CA: Cannabis Coverage Coming To The U-T

Ron Strider

Well-Known Member
California voters legalized the recreational use of marijuana by those 21 and older when they passed Proposition 64 in November 2016. At the beginning of the new year, state officials must have regulations in place for this market that is expected to be huge.

The implications for the county, its cities and business will be immense. With that in mind, the Union-Tribune will dedicate a reporter to a cannabis beat. Current science writer Gary Robbins will take the helm.

Robbins has been a journalist for 40 years. He joined the U-T in 2010, after spending 25 years at the Orange County Register, where he also covered science. He has worked in Florida and Maine, and was a Knight Science Journalism Fellow at MIT during the 2000-01 academic year.

Besides California, recreational pot is legal in Washington state, Washington, D.C., Alaska, Oregon, Massachusetts, Nevada and Colorado. Maine voters also approved it, but Maine's governor on Friday stopped the law from taking effect.

The Denver Post has created a separate online publication called the Cannabist to cover recreational pot. It has a staff of editors, reporters and contributors, covering a variety of angles about marijuana – the business, trends, even reviews on cannabis food.

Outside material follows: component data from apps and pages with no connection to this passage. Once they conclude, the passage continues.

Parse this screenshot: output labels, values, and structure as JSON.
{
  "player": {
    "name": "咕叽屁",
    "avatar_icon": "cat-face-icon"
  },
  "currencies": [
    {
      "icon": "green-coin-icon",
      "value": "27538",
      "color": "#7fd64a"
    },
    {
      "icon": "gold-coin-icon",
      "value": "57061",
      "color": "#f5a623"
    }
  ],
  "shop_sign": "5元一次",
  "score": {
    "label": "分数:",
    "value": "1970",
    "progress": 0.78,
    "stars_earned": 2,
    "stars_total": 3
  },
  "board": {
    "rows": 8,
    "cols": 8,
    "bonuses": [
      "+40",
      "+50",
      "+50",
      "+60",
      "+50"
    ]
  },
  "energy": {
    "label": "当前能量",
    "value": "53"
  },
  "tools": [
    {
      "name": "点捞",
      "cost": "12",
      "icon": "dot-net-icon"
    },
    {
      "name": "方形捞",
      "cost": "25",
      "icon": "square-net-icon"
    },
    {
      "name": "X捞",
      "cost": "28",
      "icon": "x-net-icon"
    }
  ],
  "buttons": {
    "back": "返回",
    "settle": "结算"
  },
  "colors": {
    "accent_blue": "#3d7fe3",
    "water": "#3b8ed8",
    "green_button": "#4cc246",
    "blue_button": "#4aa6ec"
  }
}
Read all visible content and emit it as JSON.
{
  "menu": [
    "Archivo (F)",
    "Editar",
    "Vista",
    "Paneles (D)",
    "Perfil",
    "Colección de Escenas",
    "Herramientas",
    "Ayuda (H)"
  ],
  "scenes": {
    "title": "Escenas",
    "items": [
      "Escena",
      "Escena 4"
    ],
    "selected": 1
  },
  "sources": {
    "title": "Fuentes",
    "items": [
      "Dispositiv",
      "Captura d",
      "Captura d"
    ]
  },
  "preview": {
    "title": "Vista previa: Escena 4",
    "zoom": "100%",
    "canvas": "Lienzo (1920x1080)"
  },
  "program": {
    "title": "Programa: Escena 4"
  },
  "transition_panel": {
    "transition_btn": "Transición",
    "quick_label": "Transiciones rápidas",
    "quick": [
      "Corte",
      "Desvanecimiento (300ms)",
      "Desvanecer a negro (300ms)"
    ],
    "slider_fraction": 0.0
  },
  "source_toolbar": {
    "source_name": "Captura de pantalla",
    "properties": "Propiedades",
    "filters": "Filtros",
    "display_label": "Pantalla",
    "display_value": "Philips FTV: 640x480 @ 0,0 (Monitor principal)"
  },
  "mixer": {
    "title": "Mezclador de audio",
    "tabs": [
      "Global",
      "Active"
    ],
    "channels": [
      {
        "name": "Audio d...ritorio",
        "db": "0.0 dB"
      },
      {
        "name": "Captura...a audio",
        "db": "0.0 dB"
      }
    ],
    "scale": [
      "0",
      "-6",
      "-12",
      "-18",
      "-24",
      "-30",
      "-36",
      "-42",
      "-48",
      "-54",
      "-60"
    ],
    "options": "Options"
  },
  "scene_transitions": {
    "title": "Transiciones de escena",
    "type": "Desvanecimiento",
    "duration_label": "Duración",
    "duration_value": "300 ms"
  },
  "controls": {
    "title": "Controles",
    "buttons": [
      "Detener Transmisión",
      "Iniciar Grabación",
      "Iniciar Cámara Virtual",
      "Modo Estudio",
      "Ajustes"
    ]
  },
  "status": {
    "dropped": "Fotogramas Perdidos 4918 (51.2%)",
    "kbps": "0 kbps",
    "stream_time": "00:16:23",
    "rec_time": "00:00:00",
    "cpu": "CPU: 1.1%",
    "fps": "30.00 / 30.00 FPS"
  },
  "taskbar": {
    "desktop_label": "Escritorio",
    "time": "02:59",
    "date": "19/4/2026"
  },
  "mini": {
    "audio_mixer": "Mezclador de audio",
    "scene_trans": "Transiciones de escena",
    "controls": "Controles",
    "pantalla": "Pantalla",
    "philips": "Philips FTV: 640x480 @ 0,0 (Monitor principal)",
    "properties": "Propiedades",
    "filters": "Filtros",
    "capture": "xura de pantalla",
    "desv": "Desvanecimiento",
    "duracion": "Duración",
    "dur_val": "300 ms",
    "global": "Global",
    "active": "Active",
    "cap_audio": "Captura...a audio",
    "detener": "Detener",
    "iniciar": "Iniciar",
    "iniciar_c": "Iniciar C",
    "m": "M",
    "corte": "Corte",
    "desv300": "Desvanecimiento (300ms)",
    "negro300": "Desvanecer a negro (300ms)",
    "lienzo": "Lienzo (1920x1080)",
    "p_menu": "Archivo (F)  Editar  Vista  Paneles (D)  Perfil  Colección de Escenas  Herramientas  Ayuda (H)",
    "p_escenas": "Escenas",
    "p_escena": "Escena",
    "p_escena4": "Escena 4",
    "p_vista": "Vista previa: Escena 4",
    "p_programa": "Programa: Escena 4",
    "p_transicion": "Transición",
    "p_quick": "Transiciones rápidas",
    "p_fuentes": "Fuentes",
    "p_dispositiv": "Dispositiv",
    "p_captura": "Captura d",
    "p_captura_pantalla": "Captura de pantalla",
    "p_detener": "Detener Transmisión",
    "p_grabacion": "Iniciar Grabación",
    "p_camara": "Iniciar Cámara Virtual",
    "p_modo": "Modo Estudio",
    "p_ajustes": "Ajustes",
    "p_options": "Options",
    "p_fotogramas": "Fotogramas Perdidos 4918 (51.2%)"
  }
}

"The culture of cannabis, that's what we're here to talk about," reads the Cannabist's About Us entry on its website. "The Cannabist is a place of ideas, people, art, food and news. In this space we'll share stories of medical inspirations, basement hilarity, state house debates, earthy aromas, kitchen triumphs and more. As marijuana's coming-out continues, we'll report journalistically from our homebase in Denver, Colo. – the site of recreational marijuana's first legal sale in the modern world on Jan. 1, 2014. But our reach will span the globe as we address cannabis' ever-expanding role in our weekly lives via news coverage, pot-rooted recipes, arts features, strain and gear reviews, lifestyle profiles, business articles and more, more, more."

The U-T doesn't plan anything that ambitious, at least for now. But Robbins will be on the story for U-T readers.

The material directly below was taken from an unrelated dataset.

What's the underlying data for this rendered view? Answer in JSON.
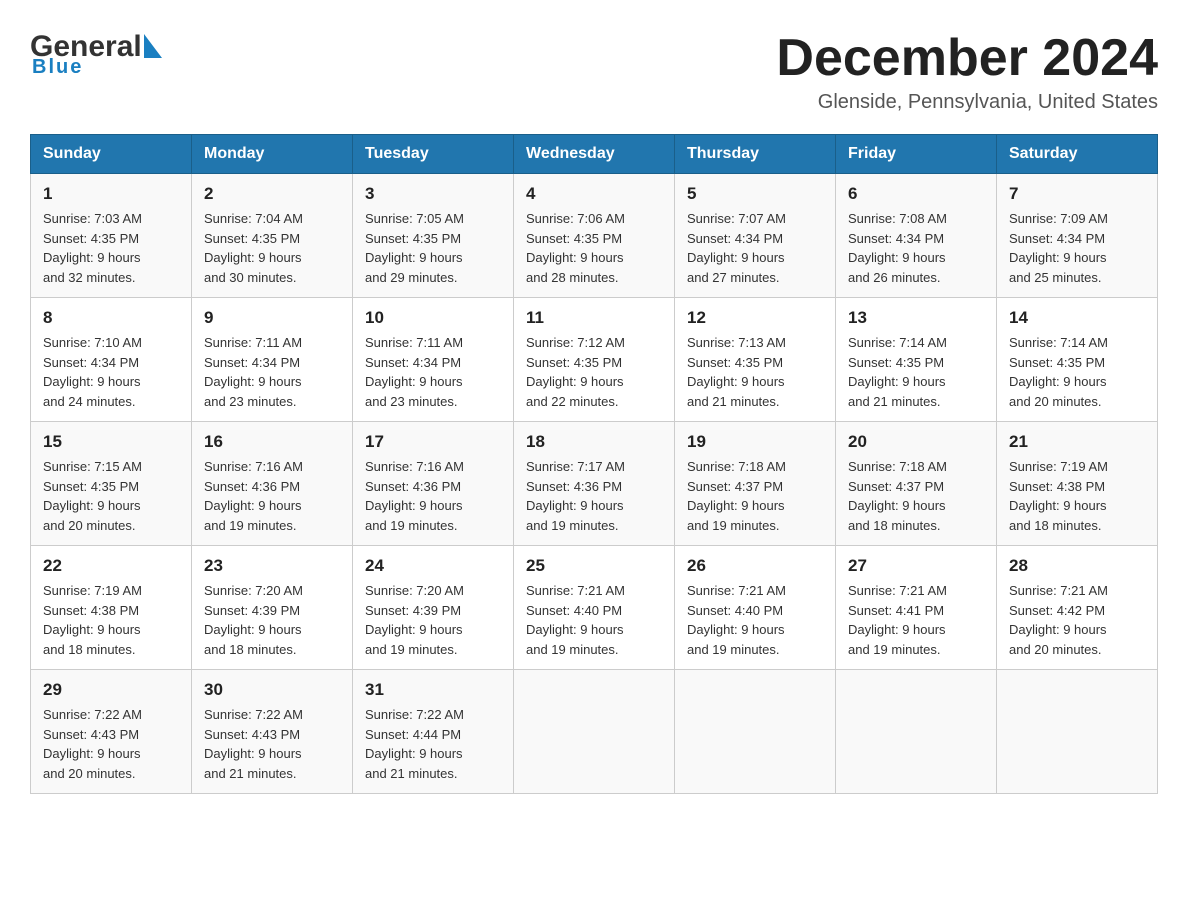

He's looking to shape his coverage with extensive input from the community. Robbins said he's been talking to everyone from cannabis growers and retailers to consumers, educators, parents, physicians, law enforcement officers and scientists.

So far, he's reached out to UC San Diego scientists, he said, who are conducting a state-funded study to find better ways to determine if motorists are high on marijuana. He's also looking for people who can demonstrate safe ways to consume cannabis that is placed in various food products.

Robbins encourages anyone who wishes to discuss recreational and medical marijuana to contact him at

He said he wants to understand not only the effect of recreational cannabis in the county and California, but how what is happening here relates to what's occurring in other places.

Consent not necessary in news reports

Occasionally I will take a call or receive an email from a person upset that his or her name or image appears in a news report. Typically the person is referring to an item online that originally was published years ago.

They will say they never granted permission or did not sign a release form. However, news organizations are allowed to use names and images in news reports without a person's consent. Names and images used for entertainment or sales purposes, such as in a TV show or in an ad, require permission. News organizations, though, must use the names and images accurately.

Ethics also apply. For instance, reporters conducting interviews should clearly identify themselves and tell people their names could appear in a news report. Names should be withheld if a person might be endangered, such as in the case of a person who witnessed a gang shooting.

Reporting from public meetings and courtrooms or by using lawsuits or public documents can be done freely.

Images taken in public settings also can be used without consent in news reports.

With all that said, I believe reporters and editors should try, within reason, to reach a person who will appear in an article. But subjects should know, as well, that consent is not needed in news reports.


News Moderator: Ron Strider 420 MAGAZINE ®
Full Article: The San Diego Union-Tribune - San Diego, California & National News
Author: Adrian Vore
Contact: Contact the Union-Tribune - The San Diego Union-Tribune
Photo Credit: Jim Brueckner
Website: The San Diego Union-Tribune - San Diego, California & National News
Top Bottom